The lovely city of St Albans is worth a visit - over 1.5 million tourists think so each year, and we're expecting over 2 million in 2018.
When you live and work in a city, you just get on with what you have to do, trips to the post office, shopping at the supermarkets, popping into town for last minute birthday presents, or drinks and dinner at one of the many restaurants (we'll list a few later on).
It's only when you have someone visit from overseas that you see it differently. A friend of mine from Australia came over with her Mum, and we decided to have a little wander round St Albans, then head off to Cambridge, but it turns out, there's much to do in St Albans, so we never made it to Cambridge - well there's always next time.
After picking them up from the station, we had a coffee in the little tea room (which is now being turned into the St Albans Museum), before braving the 93 very narrow and steep steps to the top of the Clock Tower - and very narrow they are.
The views across St Albans are worth the effort though, you can literally see for miles.
We made the mistake of stopping on the way back down just by the bell - now that bell can seriously make some noise. And if my friends were still a little bleary from jet lag, they certainly weren't after that!
After the hike up the tower, we took the leisurely tour around St Albans Abbey - the tour lasts about an hour, and it was fascinating hearing the history of the place, starting from about the late 700s, and being rebuilt and added to over the centuries.
A light lunch followed after our educational tour, and then we wandered back down past the Abbey, and Ye Olde Fighting Cocks (the oldest pub in Britain according to some) - they do a lovely Sunday lunch, and the garden is fab in the summer.
We wandered around the lake, and up on to the green fields - where you can see walls and foundations built by the Romans, and a beautiful mosaic with a hypocaust (method of heating) in a Roman home. The Romans used candles to light their homes - made out of papyrus paper rolled in either beeswax or tallow as the wax element, although candles were produced across the world with different materials before Roman times.
We then walked across to the Roman museum - Verulamium where you can find out so much about the Roman way of life. including the fact that Verulamium (as St Albans was known in Roman times) was the 3rd largest city in Roman Britain.
And then finally across the road to the Roman Theatre (it's not an amphitheatre) and is one of a kind in the UK, built in about 140AD.
To say they were impressed with the history of St Albans is an understatement, and so was I. I'd seen elements of the Roman remains, and walked past the Abbey many times, but to go and see all these sights properly was amazing.
Now I can see why it appeals to tourists from all over the world.

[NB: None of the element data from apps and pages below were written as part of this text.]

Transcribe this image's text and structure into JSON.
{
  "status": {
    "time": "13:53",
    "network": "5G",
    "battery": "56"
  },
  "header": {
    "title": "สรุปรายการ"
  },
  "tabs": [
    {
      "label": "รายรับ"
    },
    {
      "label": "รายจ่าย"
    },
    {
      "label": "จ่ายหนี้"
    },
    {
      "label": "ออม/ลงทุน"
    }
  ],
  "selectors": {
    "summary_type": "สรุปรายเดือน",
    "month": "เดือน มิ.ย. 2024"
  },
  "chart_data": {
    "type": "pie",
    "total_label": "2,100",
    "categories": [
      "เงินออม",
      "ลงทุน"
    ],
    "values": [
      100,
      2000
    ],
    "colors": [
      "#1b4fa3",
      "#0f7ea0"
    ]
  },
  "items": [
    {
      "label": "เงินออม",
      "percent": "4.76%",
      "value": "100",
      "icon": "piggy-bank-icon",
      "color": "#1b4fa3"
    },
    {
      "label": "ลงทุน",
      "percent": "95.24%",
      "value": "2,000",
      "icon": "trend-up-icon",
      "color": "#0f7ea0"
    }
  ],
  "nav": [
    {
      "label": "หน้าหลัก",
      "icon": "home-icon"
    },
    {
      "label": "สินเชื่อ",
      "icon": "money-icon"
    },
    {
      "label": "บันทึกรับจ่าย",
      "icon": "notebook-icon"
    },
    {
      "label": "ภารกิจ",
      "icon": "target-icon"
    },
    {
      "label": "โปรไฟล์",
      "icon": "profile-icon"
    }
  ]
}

And if you are visiting from October to March and you have time, take a Ghost and Ghouls walking tour - it's interesting hearing about (and seeing) all the sites of our ghostly neighbours (you need to book in advance). And if you're in St Albans towards the end of June, there is an annual procession dedicated to St Alban, who died on 22nd June, over 1700 years ago.
Back to the present day - the city itself is beautiful, the buildings are ancient and pretty, with cobble stones in parts. There are lots of lovely independent shops and many of the high street favourites if you fancy some retail therapy, as well as the popular market on Wednesdays and Saturdays.
After all the shopping and tourist attractions...where to eat, drink and be merry in St Albans - the quickest and easiest way to digest is via a list, so here it is...
- Lussmanns (yummy fresh fish and meat dishes with a fab set menu)
- Bua Thai (one of many Thais in St Albans, always great and it's BYO)
- L'Italiana (freshly made pasta dishes in a fun and friendly restaurant)
- Bar Meze (perfect for sharing and a night out with friends)
- Dylans (The Kings Arms) - fab food, in a beautiful old building, great wine list too
- Veer Dhara - (something a bit different to your traditional Indian)
There's lots of other restaurants in St Albans - Cote, Zizzis, Pizza Express, Loch Fyne, Carluccio's, Wagamama, Nandos to name a few. And the famous Waffle House - if you love a waffle, this is the place for you, with every topping you can think of.
And for drinks...
- The Beech House (great for meeting friends and bigger parties)
- The Cock (cosy pub for a good old glass of wine and gossip)
- The Boot (good for traditional ales)
- Sucker Punch (cocktails and drinks with friends)
- Dylans (The Kings Arms (good for drinks too)
Again, there are loads of other pubs and bars, but the above are worth seeking out. So there you have it - a trip around St Albans from the Romans to the present day.
St Albans is where Taylor Benfield began, and here's hoping we last as long as some of those Roman remains.